When watching shows such as “So You Think You Can Dance” I often feel cheated. I love that mass America is consuming dance on a regular basis. Yet it is the skewed focus of the choreography, the feedback, and the presentation of dancers (as well as dance training) that concerns me. Frankly, I find little of the choreography to have any focus at all beyond fanning egos and promoting much of what I think is “wrong” with the dance world, namely “tricks”. Such an emphasis on complex and non-communicative movement parlays into problems on multiple levels. These levels include dance education: in which talented students may be belittled for not being able to execute such movement and ultimately turn away from dance; dance appreciation, in which dance is dismissed as athletic feat; and dance administration, where choreographers with a point and a clear voice may not be funded due to their lack of public “accessibility.” I wonder, if starting today, would Paul Taylor make the cut?

So, how do we restore the art to our favorite art form? I think it begins with simple honesty. Why am I dancing? Why am I creating dance? Why do I expect people to value this? Why am I compelled to create this particular piece? Am I considering this concept from multiple angles and perspectives? Am I enriching the lives and creative journeys of myself AND my dancers? My audience? What does this motion infer? Does it support my concept? Could it be misinterpreted? Essentially, we follow the same process we do for professional writing, with the repeating question, “So what?” With this line of interrogation, I am not trying to create a generation of self-doubters. But, I would like the current generation of artists to doubt their first responses and demonstrate some higher-level thinking. When we do that, we not only restore the art in dance, we also restore the culture. Clean and simply. Smirk.
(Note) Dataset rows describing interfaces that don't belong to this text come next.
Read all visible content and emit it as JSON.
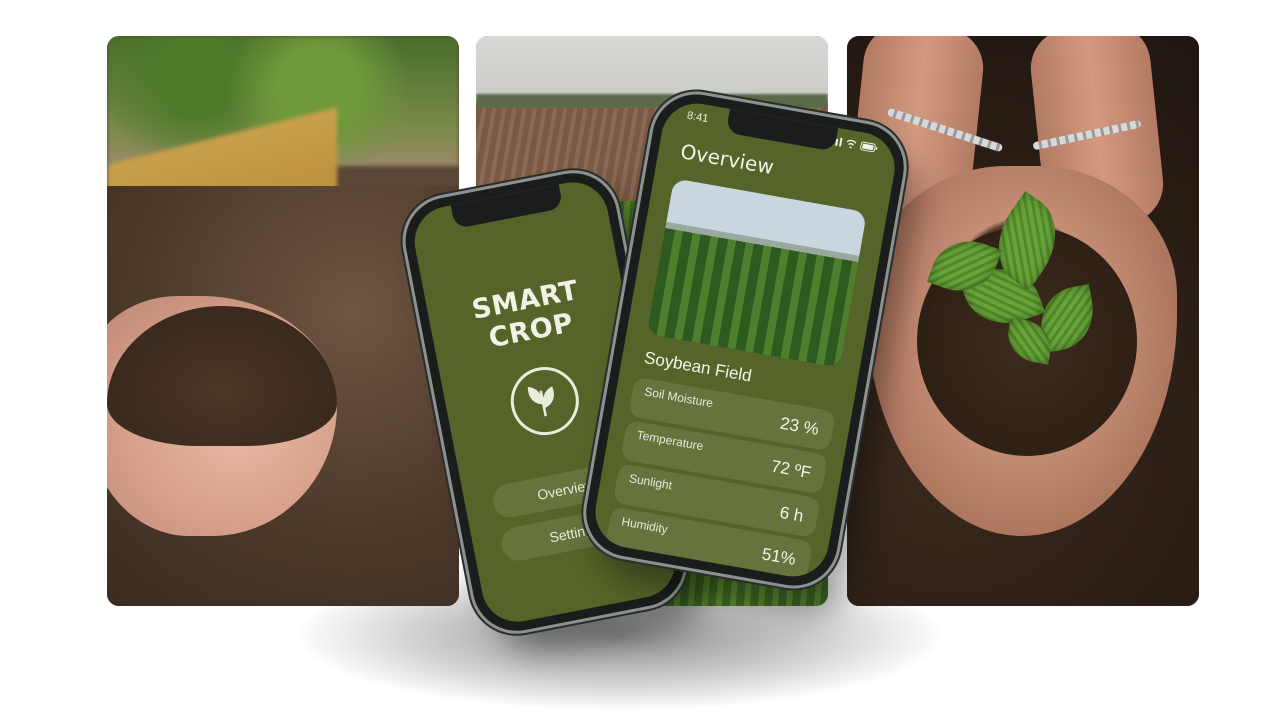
{
  "left_phone": {
    "brand": "SMART CROP",
    "menu": [
      {
        "label": "Overview"
      },
      {
        "label": "Settings"
      }
    ]
  },
  "right_phone": {
    "status_time": "8:41",
    "title": "Overview",
    "crop_name": "Soybean Field",
    "metrics": [
      {
        "label": "Soil Moisture",
        "value": "23 %"
      },
      {
        "label": "Temperature",
        "value": "72 ºF"
      },
      {
        "label": "Sunlight",
        "value": "6 h"
      },
      {
        "label": "Humidity",
        "value": "51%"
      }
    ]
  },
  "colors": {
    "app_green": "#556428",
    "text_light": "#eef0e2"
  },
  "icons": [
    "leaf-icon",
    "signal-icon",
    "wifi-icon",
    "battery-icon"
  ]
}
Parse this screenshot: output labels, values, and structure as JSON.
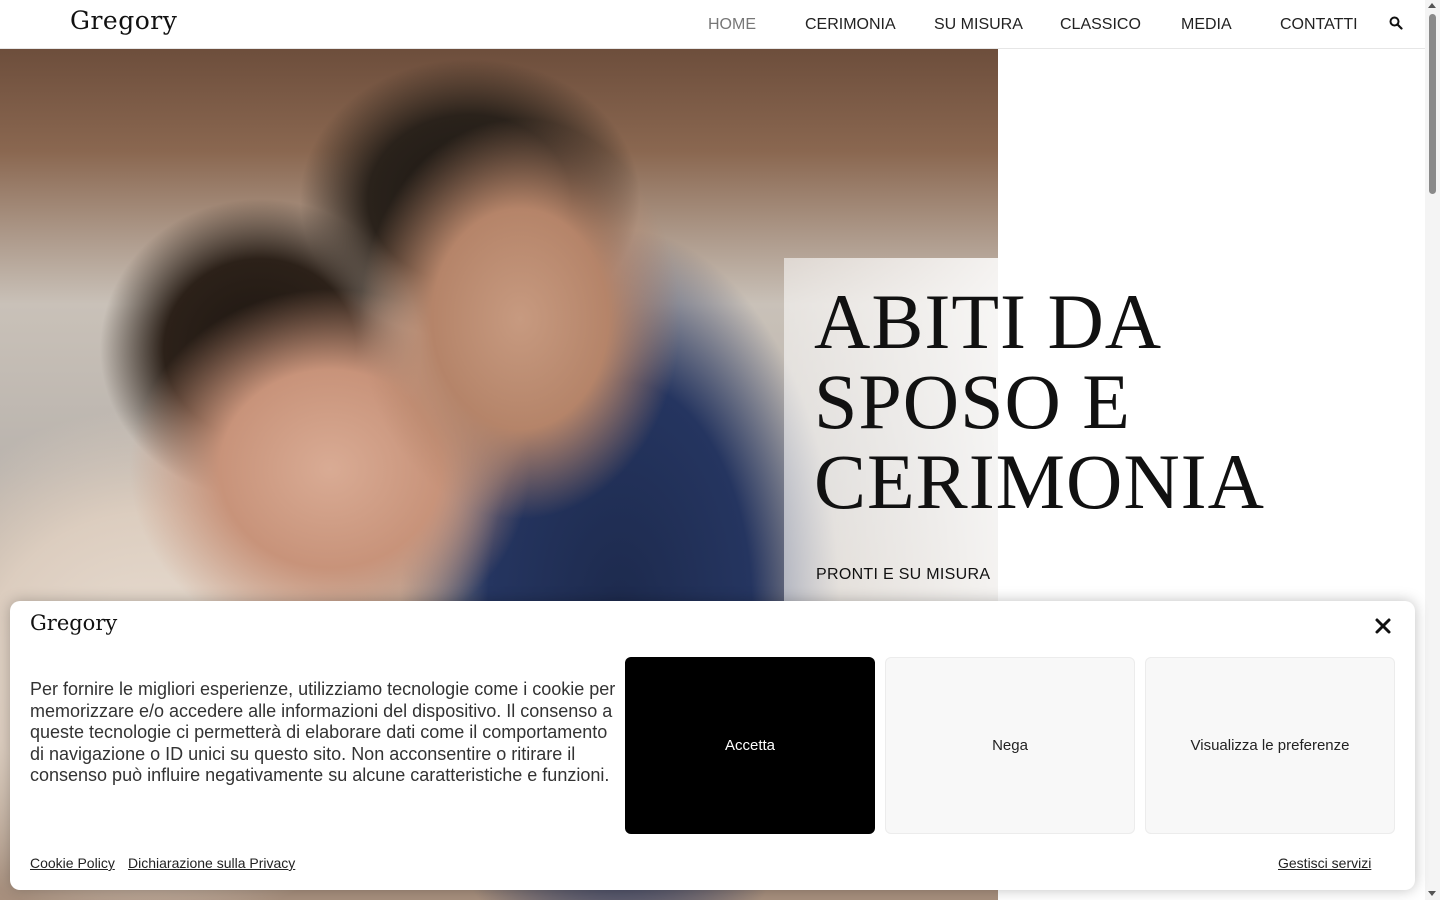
{
  "header": {
    "logo": "Gregory",
    "nav": [
      "HOME",
      "CERIMONIA",
      "SU MISURA",
      "CLASSICO",
      "MEDIA",
      "CONTATTI"
    ],
    "search_icon": "search-icon"
  },
  "hero": {
    "title_lines": [
      "ABITI DA",
      "SPOSO E",
      "CERIMONIA"
    ],
    "subtitle": "PRONTI E SU MISURA"
  },
  "cookie_banner": {
    "logo": "Gregory",
    "close_icon": "close-icon",
    "text": "Per fornire le migliori esperienze, utilizziamo tecnologie come i cookie per memorizzare e/o accedere alle informazioni del dispositivo. Il consenso a queste tecnologie ci permetterà di elaborare dati come il comportamento di navigazione o ID unici su questo sito. Non acconsentire o ritirare il consenso può influire negativamente su alcune caratteristiche e funzioni.",
    "buttons": {
      "accept": "Accetta",
      "deny": "Nega",
      "preferences": "Visualizza le preferenze"
    },
    "links": {
      "cookie_policy": "Cookie Policy",
      "privacy": "Dichiarazione sulla Privacy",
      "manage": "Gestisci servizi"
    }
  },
  "colors": {
    "accent": "#000000",
    "nav_active": "#777777",
    "button_light": "#f8f8f8"
  }
}
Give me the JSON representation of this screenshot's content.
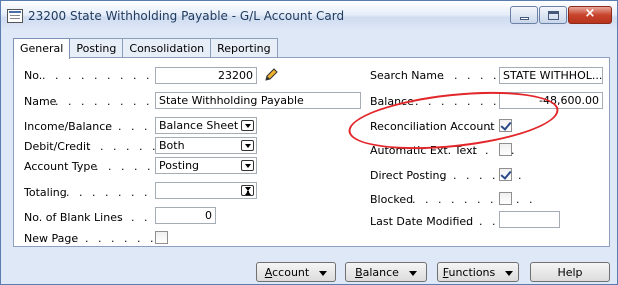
{
  "window": {
    "title": "23200 State Withholding Payable - G/L Account Card",
    "close_label": "×"
  },
  "tabs": [
    "General",
    "Posting",
    "Consolidation",
    "Reporting"
  ],
  "left_fields": {
    "no": {
      "label": "No.",
      "dots": ". . . . . . . . . . .",
      "value": "23200"
    },
    "name": {
      "label": "Name",
      "dots": ". . . . . . . . . .",
      "value": "State Withholding Payable"
    },
    "income_balance": {
      "label": "Income/Balance",
      "dots": ". . . . .",
      "value": "Balance Sheet"
    },
    "debit_credit": {
      "label": "Debit/Credit",
      "dots": ". . . . . . .",
      "value": "Both"
    },
    "account_type": {
      "label": "Account Type",
      "dots": ". . . . . .",
      "value": "Posting"
    },
    "totaling": {
      "label": "Totaling",
      "dots": ". . . . . . . .",
      "value": ""
    },
    "blank_lines": {
      "label": "No. of Blank Lines",
      "dots": ". . .",
      "value": "0"
    },
    "new_page": {
      "label": "New Page",
      "dots": ". . . . . . . .",
      "checked": false
    }
  },
  "right_fields": {
    "search_name": {
      "label": "Search Name",
      "dots": ". . . . . .",
      "value": "STATE WITHHOL..."
    },
    "balance": {
      "label": "Balance",
      "dots": ". . . . . . . . . .",
      "value": "-48,600.00"
    },
    "reconciliation": {
      "label": "Reconciliation Account",
      "dots": ". .",
      "checked": true
    },
    "automatic_ext": {
      "label": "Automatic Ext. Text",
      "dots": ". . . .",
      "checked": false
    },
    "direct_posting": {
      "label": "Direct Posting",
      "dots": ". . . . . . .",
      "checked": true
    },
    "blocked": {
      "label": "Blocked",
      "dots": ". . . . . . . . . .",
      "checked": false
    },
    "last_modified": {
      "label": "Last Date Modified",
      "dots": ". . .",
      "value": ""
    }
  },
  "buttons": {
    "account": {
      "first": "A",
      "rest": "ccount"
    },
    "balance": {
      "first": "B",
      "rest": "alance"
    },
    "functions": {
      "first": "F",
      "rest": "unctions"
    },
    "help": "Help"
  },
  "colors": {
    "highlight_oval": "#e3262a",
    "window_bg": "#dfe8f6"
  },
  "icons": [
    "app-icon",
    "pencil-icon",
    "dropdown-arrow-icon",
    "lookup-arrow-icon",
    "checkbox-icon"
  ]
}
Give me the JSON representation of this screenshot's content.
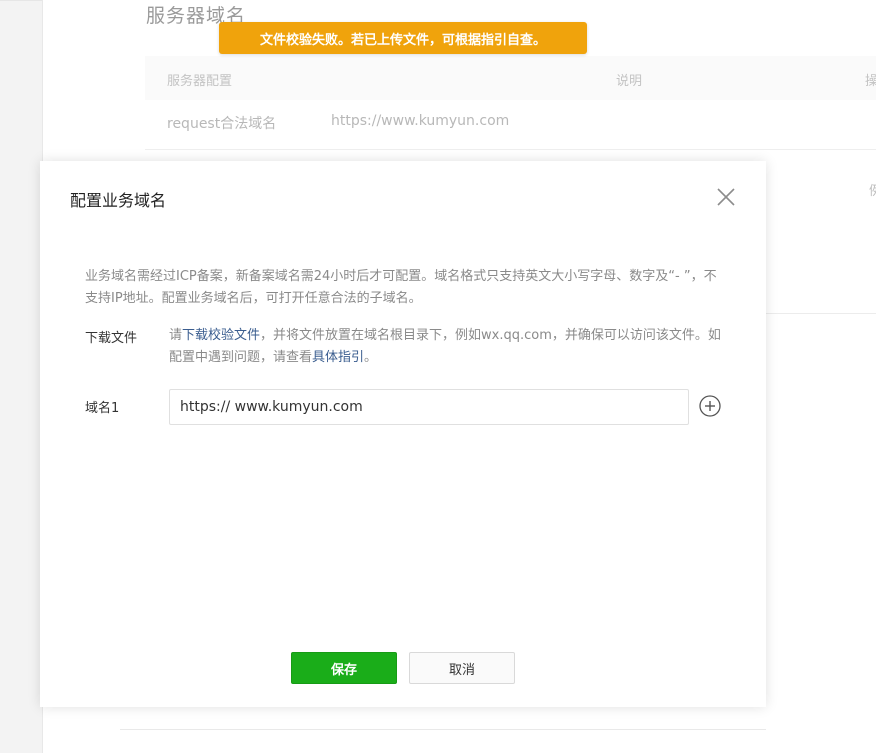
{
  "background": {
    "section_title": "服务器域名",
    "table": {
      "headers": [
        "服务器配置",
        "说明",
        "操"
      ],
      "row": {
        "name": "request合法域名",
        "value": "https://www.kumyun.com"
      }
    },
    "edge_mark": "例"
  },
  "toast": {
    "message": "文件校验失败。若已上传文件，可根据指引自查。",
    "color": "#f0a30c"
  },
  "dialog": {
    "title": "配置业务域名",
    "description": "业务域名需经过ICP备案，新备案域名需24小时后才可配置。域名格式只支持英文大小写字母、数字及“- ”，不支持IP地址。配置业务域名后，可打开任意合法的子域名。",
    "download": {
      "label": "下载文件",
      "text_prefix": "请",
      "link_download": "下载校验文件",
      "text_middle": "，并将文件放置在域名根目录下，例如wx.qq.com，并确保可以访问该文件。如配置中遇到问题，请查看",
      "link_guide": "具体指引",
      "text_suffix": "。"
    },
    "domain": {
      "label": "域名1",
      "value": "https:// www.kumyun.com",
      "add_icon": "plus-circle-icon"
    },
    "close_icon": "close-icon",
    "buttons": {
      "save": "保存",
      "cancel": "取消"
    },
    "save_color": "#1aad19"
  }
}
Happy cleansing.
hvs

Originally published by Dance in the Annex.  http://www.danceintheannex.com